# Source information:
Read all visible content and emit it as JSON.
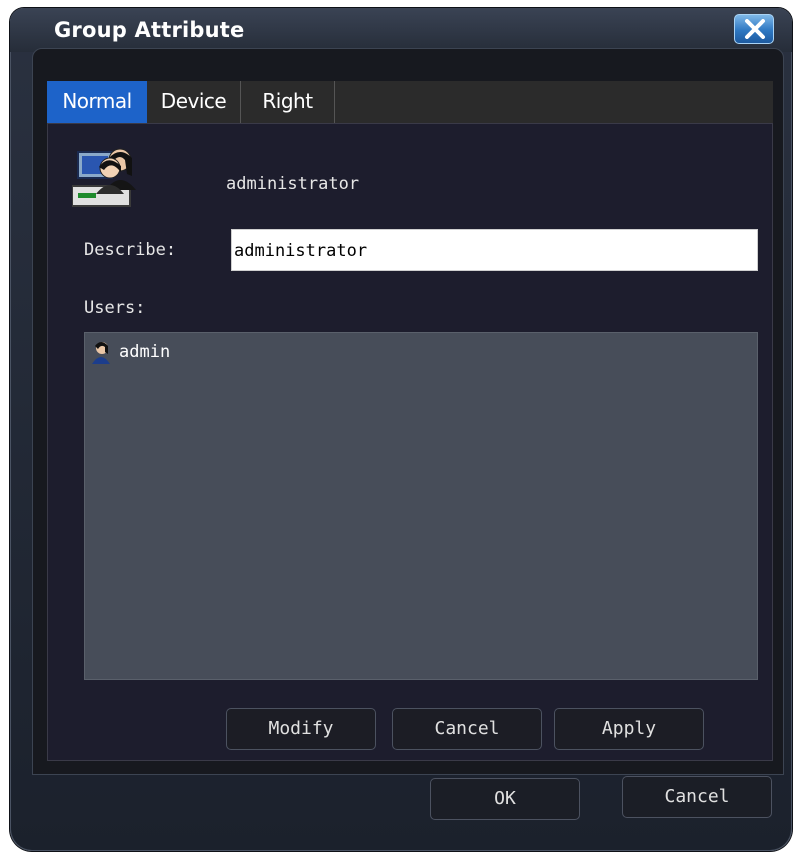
{
  "window": {
    "title": "Group Attribute"
  },
  "tabs": [
    {
      "label": "Normal",
      "active": true
    },
    {
      "label": "Device",
      "active": false
    },
    {
      "label": "Right",
      "active": false
    }
  ],
  "normal_tab": {
    "group_name": "administrator",
    "describe_label": "Describe:",
    "describe_value": "administrator",
    "users_label": "Users:",
    "users": [
      {
        "name": "admin",
        "icon": "user-icon"
      }
    ],
    "buttons": {
      "modify": "Modify",
      "cancel": "Cancel",
      "apply": "Apply"
    }
  },
  "footer": {
    "ok": "OK",
    "cancel": "Cancel"
  },
  "icons": {
    "group": "user-group-icon",
    "close": "close-icon"
  },
  "colors": {
    "active_tab": "#1d63c9",
    "list_background": "#474d59",
    "panel_background": "#1d1d2d"
  }
}
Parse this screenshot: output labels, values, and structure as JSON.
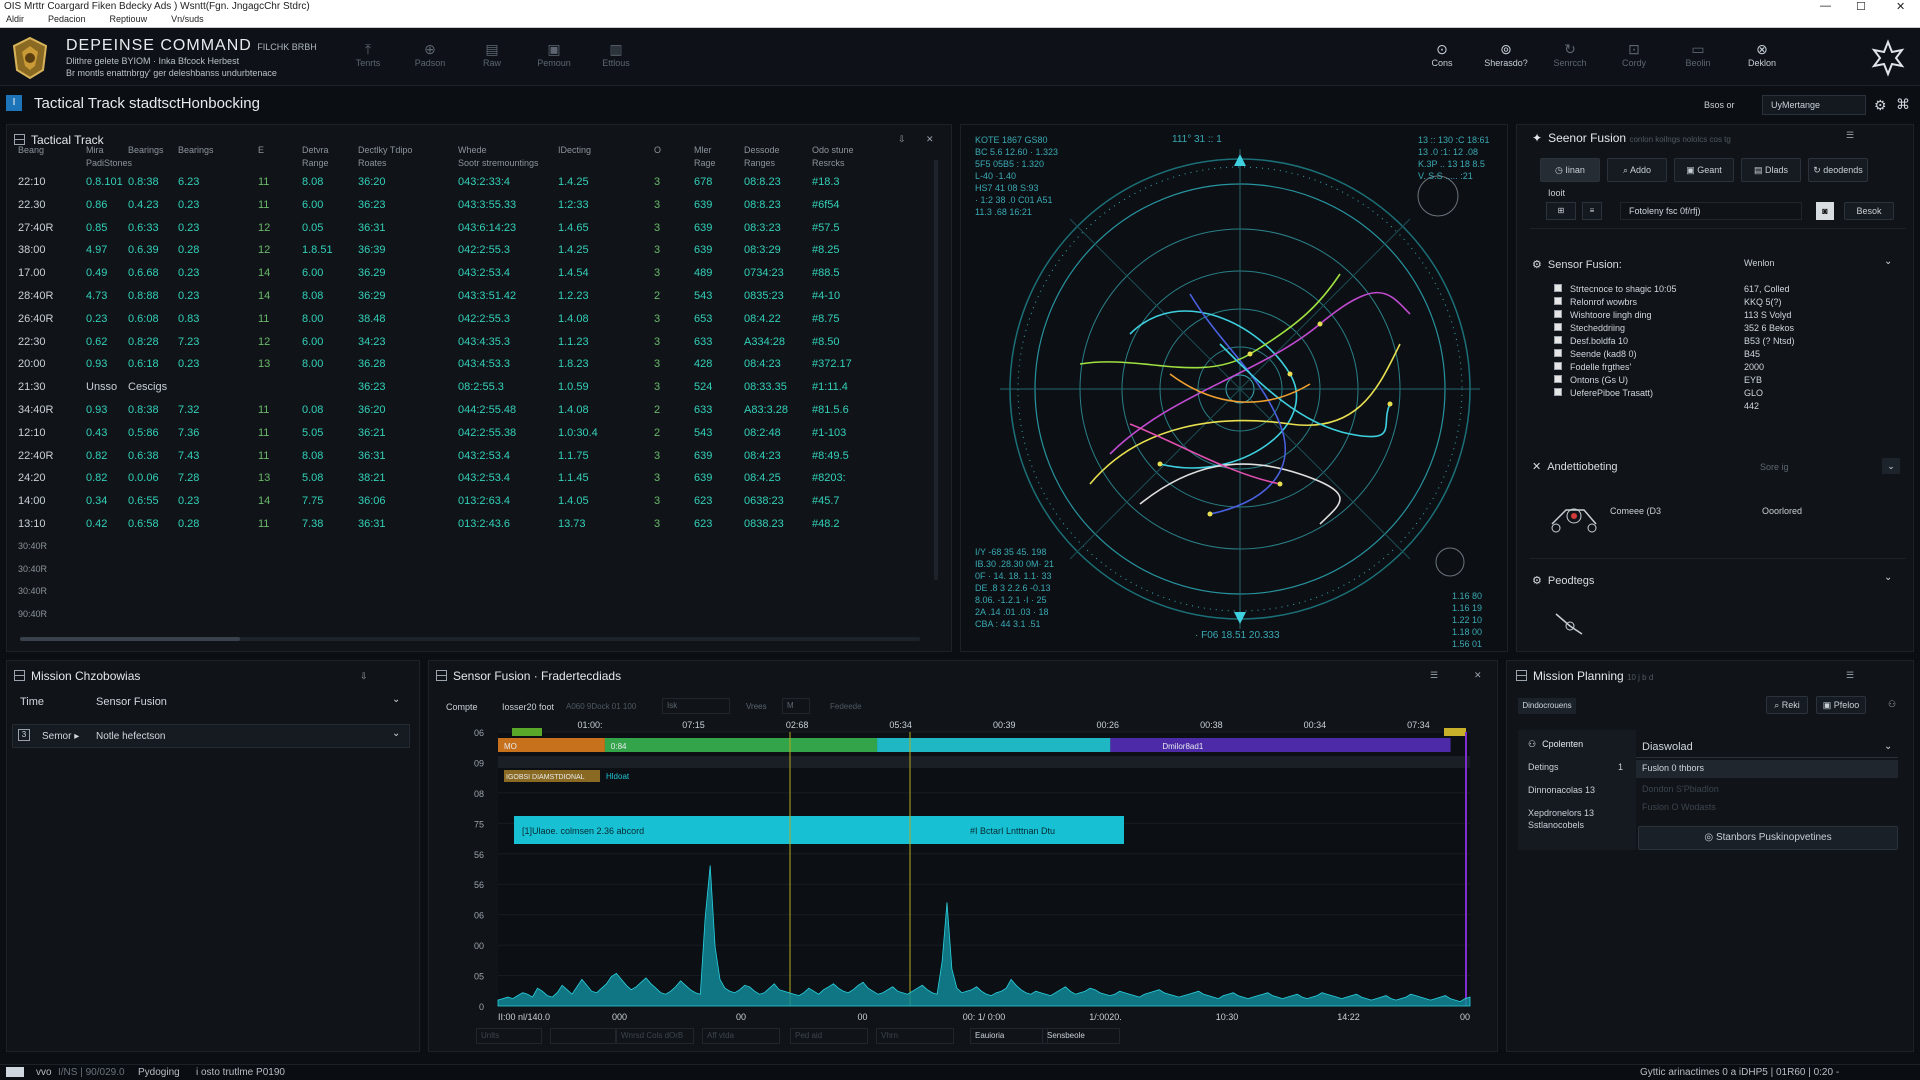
{
  "window": {
    "title": "OIS Mrttr Coargard Fiken Bdecky Ads ) Wsntt(Fgn. JngagcChr Stdrc)"
  },
  "menu": [
    "Aldir",
    "Pedacion",
    "Reptiouw",
    "Vn/suds"
  ],
  "header": {
    "brand_title": "DEPEINSE COMMAND",
    "brand_tag": "FILCHK BRBH",
    "brand_line1": "Dlithre gelete BYIOM · Inka Bfcock Herbest",
    "brand_line2": "Br montls enattnbrgy' ger deleshbanss undurbtenace",
    "toolbar_left": [
      {
        "label": "Tenrts",
        "icon": "up-arrow-icon"
      },
      {
        "label": "Padson",
        "icon": "compass-icon"
      },
      {
        "label": "Raw",
        "icon": "layers-icon"
      },
      {
        "label": "Pemoun",
        "icon": "image-icon"
      },
      {
        "label": "Ettlous",
        "icon": "doc-icon"
      }
    ],
    "toolbar_right": [
      {
        "label": "Cons",
        "icon": "target-icon"
      },
      {
        "label": "Sherasdo?",
        "icon": "radar-icon"
      },
      {
        "label": "Senrcch",
        "icon": "refresh-icon"
      },
      {
        "label": "Cordy",
        "icon": "lock-icon"
      },
      {
        "label": "Beolin",
        "icon": "folder-icon"
      },
      {
        "label": "Deklon",
        "icon": "close-circle-icon"
      }
    ]
  },
  "subheader": {
    "title": "Tactical Track stadtsctHonbocking",
    "right1": "Bsos or",
    "right2": "UyMertange"
  },
  "track": {
    "title": "Tactical Track",
    "headers": [
      [
        "Beang",
        ""
      ],
      [
        "Mira",
        "PadiStones"
      ],
      [
        "",
        "Bearings"
      ],
      [
        "",
        "Bearings"
      ],
      [
        "",
        "E"
      ],
      [
        "Detvra",
        "Range"
      ],
      [
        "Dectlky Tdipo",
        "Roates"
      ],
      [
        "Whede",
        "Sootr stremountings"
      ],
      [
        "",
        "IDecting"
      ],
      [
        "",
        "O"
      ],
      [
        "Mler",
        "Rage"
      ],
      [
        "Dessode",
        "Ranges"
      ],
      [
        "Odo stune",
        "Resrcks"
      ]
    ],
    "rows": [
      [
        "22:10",
        "0.8.101",
        "0.8:38",
        "6.23",
        "11",
        "8.08",
        "36:20",
        "043:2:33:4",
        "1.4.25",
        "3",
        "678",
        "08:8.23",
        "#18.3"
      ],
      [
        "22.30",
        "0.86",
        "0.4.23",
        "0.23",
        "11",
        "6.00",
        "36:23",
        "043:3:55.33",
        "1:2:33",
        "3",
        "639",
        "08:8.23",
        "#6f54"
      ],
      [
        "27:40R",
        "0.85",
        "0.6:33",
        "0.23",
        "12",
        "0.05",
        "36:31",
        "043:6:14:23",
        "1.4.65",
        "3",
        "639",
        "08:3:23",
        "#57.5"
      ],
      [
        "38:00",
        "4.97",
        "0.6.39",
        "0.28",
        "12",
        "1.8.51",
        "36:39",
        "042:2:55.3",
        "1.4.25",
        "3",
        "639",
        "08:3:29",
        "#8.25"
      ],
      [
        "17.00",
        "0.49",
        "0.6.68",
        "0.23",
        "14",
        "6.00",
        "36.29",
        "043:2:53.4",
        "1.4.54",
        "3",
        "489",
        "0734:23",
        "#88.5"
      ],
      [
        "28:40R",
        "4.73",
        "0.8:88",
        "0.23",
        "14",
        "8.08",
        "36:29",
        "043:3:51.42",
        "1.2.23",
        "2",
        "543",
        "0835:23",
        "#4-10"
      ],
      [
        "26:40R",
        "0.23",
        "0.6:08",
        "0.83",
        "11",
        "8.00",
        "38.48",
        "042:2:55.3",
        "1.4.08",
        "3",
        "653",
        "08:4.22",
        "#8.75"
      ],
      [
        "22:30",
        "0.62",
        "0.8:28",
        "7.23",
        "12",
        "6.00",
        "34:23",
        "043:4:35.3",
        "1.1.23",
        "3",
        "633",
        "A334:28",
        "#8.50"
      ],
      [
        "20:00",
        "0.93",
        "0.6:18",
        "0.23",
        "13",
        "8.00",
        "36.28",
        "043:4:53.3",
        "1.8.23",
        "3",
        "428",
        "08:4:23",
        "#372.17"
      ],
      [
        "21:30",
        "Unsso",
        "Cescigs",
        "",
        "",
        "",
        "36:23",
        "08:2:55.3",
        "1.0.59",
        "3",
        "524",
        "08:33.35",
        "#1:11.4"
      ],
      [
        "34:40R",
        "0.93",
        "0.8:38",
        "7.32",
        "11",
        "0.08",
        "36:20",
        "044:2:55.48",
        "1.4.08",
        "2",
        "633",
        "A83:3.28",
        "#81.5.6"
      ],
      [
        "12:10",
        "0.43",
        "0.5:86",
        "7.36",
        "11",
        "5.05",
        "36:21",
        "042:2:55.38",
        "1.0:30.4",
        "2",
        "543",
        "08:2:48",
        "#1-103"
      ],
      [
        "22:40R",
        "0.82",
        "0.6:38",
        "7.43",
        "11",
        "8.08",
        "36:31",
        "043:2:53.4",
        "1.1.75",
        "3",
        "639",
        "08:4:23",
        "#8:49.5"
      ],
      [
        "24:20",
        "0.82",
        "0.0.06",
        "7.28",
        "13",
        "5.08",
        "38:21",
        "043:2:53.4",
        "1.1.45",
        "3",
        "639",
        "08:4.25",
        "#8203:"
      ],
      [
        "14:00",
        "0.34",
        "0.6:55",
        "0.23",
        "14",
        "7.75",
        "36:06",
        "013:2:63.4",
        "1.4.05",
        "3",
        "623",
        "0638:23",
        "#45.7"
      ],
      [
        "13:10",
        "0.42",
        "0.6:58",
        "0.28",
        "11",
        "7.38",
        "36:31",
        "013:2:43.6",
        "13.73",
        "3",
        "623",
        "0838.23",
        "#48.2"
      ]
    ],
    "empty_rows": [
      "30:40R",
      "30:40R",
      "30:40R",
      "90:40R"
    ]
  },
  "radar": {
    "top_left": [
      "KOTE 1867 GS80",
      "BC 5.6 12.60 · 1.323",
      "5F5 05B5 : 1.320",
      "L-40 ·1.40",
      "HS7 41 08 S:93",
      "· 1:2 38 .0 C01 A51",
      "11.3 .68 16:21"
    ],
    "top_center": "111° 31 :: 1",
    "top_right": [
      "13 :: 130 :C 18:61",
      "13 .0 :1: 12 .08",
      "K.3P .. 13 18 8.5",
      "V. S.S .....  :21"
    ],
    "bottom_left": [
      "I/Y -68 35 45. 198",
      "IB.30 .28.30 0M· 21",
      "0F · 14. 18. 1.1· 33",
      "DE .8 3 2.2.6 -0.13",
      "8.06. -1.2.1 ·I  · 25",
      "2A .14 .01 .03 · 18",
      "CBA : 44 3.1 .51"
    ],
    "bottom_center": "· F06 18.51 20.333",
    "bottom_right": [
      "1.16 80",
      "1.16 19",
      "1.22 10",
      "1.18 00",
      "1.56 01"
    ],
    "compass_west": "◂▸",
    "compass_east": "◂▸"
  },
  "sensor_panel": {
    "title": "Seenor Fusion",
    "title_sub": "conlon koilngs nololcs cos tg",
    "tabs": [
      {
        "label": "Iinan",
        "icon": "clock-icon"
      },
      {
        "label": "Addo",
        "icon": "search-icon"
      },
      {
        "label": "Geant",
        "icon": "grid-icon"
      },
      {
        "label": "Dlads",
        "icon": "table-icon"
      },
      {
        "label": "deodends",
        "icon": "refresh-icon"
      }
    ],
    "field_label": "Iooit",
    "field_value": "Fotoleny fsc 0f/rfj)",
    "field_btn": "Besok",
    "fusion_title": "Sensor Fusion:",
    "fusion_right": "Wenlon",
    "checklist": [
      [
        "Strtecnoce to shagic 10:05",
        "617, Colled"
      ],
      [
        "Relonrof wowbrs",
        "KKQ 5(?)"
      ],
      [
        "Wishtoore lingh ding",
        "113 S Volyd"
      ],
      [
        "Stecheddriing",
        "352 6 Bekos"
      ],
      [
        "Desf.boldfa 10",
        "B53 (? Ntsd)"
      ],
      [
        "Seende (kad8 0)",
        "B45"
      ],
      [
        "Fodelle frgthes'",
        "2000"
      ],
      [
        "Ontons (Gs U)",
        "EYB"
      ],
      [
        "UeferePiboe Trasatt)",
        "GLO"
      ],
      [
        "",
        "442"
      ]
    ],
    "anti_title": "Andettiobeting",
    "anti_right": "Sore ig",
    "anti_item": "Comeee (D3",
    "anti_value": "Ooorlored",
    "peo_title": "Peodtegs"
  },
  "mission_left": {
    "title": "Mission Chzobowias",
    "col1": "Time",
    "col2": "Sensor Fusion",
    "row_left": "Semor",
    "row_right": "Notle hefectson"
  },
  "timeline": {
    "title": "Sensor Fusion · Fradertecdiads",
    "ctrl_label": "Compte",
    "ctrl_value": "Iosser20 foot",
    "ctrl_b": "A060 9Dock 01 100",
    "ctrl_c": "Isk",
    "ctrl_d": "Vrees",
    "ctrl_e": "M",
    "ctrl_f": "Fedeede",
    "ticks": [
      "01:00:",
      "07:15",
      "02:68",
      "05:34",
      "00:39",
      "00:26",
      "00:38",
      "00:34",
      "07:34"
    ],
    "y_labels": [
      "06",
      "09",
      "08",
      "75",
      "56",
      "56",
      "06",
      "00",
      "05",
      "0"
    ],
    "bar_labels": [
      "MO",
      "0:84",
      "",
      "Dmilor8ad1"
    ],
    "track2": "IGOBSI DIAMSTDIONAL",
    "track2b": "Hldoat",
    "event_label": "[1]Ulaoe. colmsen 2.36 abcord",
    "event_right": "#I BctarI Lntttnan Dtu",
    "x_labels": [
      "II:00 nl/140.0",
      "000",
      "00",
      "00",
      "00: 1/ 0:00",
      "1/:0020.",
      "10:30",
      "14:22",
      "00"
    ],
    "footer": [
      "Unlts",
      "",
      "Wnrsd Cols dOrB",
      "Aff vtda",
      "Ped aid",
      "Vhrn",
      "Eauioria",
      "Sensbeole"
    ],
    "spectrum": [
      4,
      5,
      6,
      5,
      7,
      9,
      8,
      6,
      12,
      10,
      7,
      6,
      9,
      14,
      11,
      8,
      13,
      18,
      14,
      10,
      9,
      12,
      15,
      20,
      22,
      18,
      14,
      11,
      13,
      16,
      19,
      15,
      12,
      9,
      8,
      10,
      13,
      17,
      14,
      11,
      9,
      8,
      60,
      95,
      40,
      18,
      12,
      10,
      9,
      11,
      14,
      13,
      10,
      8,
      9,
      12,
      15,
      11,
      10,
      9,
      8,
      7,
      9,
      12,
      10,
      8,
      11,
      13,
      15,
      12,
      10,
      9,
      11,
      14,
      16,
      12,
      10,
      8,
      9,
      11,
      13,
      10,
      9,
      8,
      10,
      12,
      14,
      11,
      9,
      8,
      30,
      70,
      25,
      12,
      9,
      10,
      11,
      13,
      10,
      8,
      7,
      9,
      10,
      12,
      18,
      14,
      11,
      9,
      8,
      10,
      9,
      8,
      7,
      9,
      11,
      13,
      10,
      8,
      9,
      10,
      12,
      11,
      9,
      8,
      7,
      8,
      10,
      9,
      8,
      7,
      6,
      8,
      9,
      10,
      11,
      9,
      8,
      7,
      6,
      7,
      8,
      9,
      10,
      8,
      7,
      6,
      5,
      7,
      8,
      9,
      7,
      6,
      5,
      6,
      7,
      8,
      9,
      7,
      6,
      5,
      6,
      7,
      8,
      6,
      5,
      6,
      7,
      9,
      8,
      7,
      6,
      5,
      6,
      7,
      8,
      6,
      5,
      4,
      5,
      6,
      7,
      5,
      4,
      5,
      6,
      8,
      7,
      6,
      5,
      4,
      5,
      6,
      7,
      5,
      4,
      3,
      5,
      6
    ]
  },
  "mission_right": {
    "title": "Mission Planning",
    "title_sub": "10 j b d",
    "chip": "Dindocrouens",
    "btn_a": "Reki",
    "btn_b": "Pfeloo",
    "list": [
      "Cpolenten",
      "Detings",
      "Dinnonacolas 13",
      "Xepdronelors 13 Sstlanocobels"
    ],
    "list_badge": "1",
    "select_label": "Diaswolad",
    "sel_item1": "Fuslon 0 thbors",
    "sel_item2": "Dondon S'Pbiadlon",
    "sel_item3": "Fuslon O Wodasts",
    "action": "Stanbors Puskinopvetines"
  },
  "status": {
    "left1": "vvo",
    "left2": "I/NS | 90/029.0",
    "left3": "Pydoging",
    "left4": "i osto trutlme P0190",
    "right": "Gyttic arinactimes 0 a iDHP5 | 01R60 | 0:20 -"
  },
  "colors": {
    "accent": "#33d0b8",
    "bg": "#0b0e13",
    "panel": "#101419",
    "cyan": "#20c2cf",
    "green": "#34a44a",
    "purple": "#4c2aa8",
    "orange": "#c7711c"
  }
}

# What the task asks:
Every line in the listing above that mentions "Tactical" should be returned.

# Answer below:
    "title": "Tactical Track stadtsctHonbocking",
    "title": "Tactical Track",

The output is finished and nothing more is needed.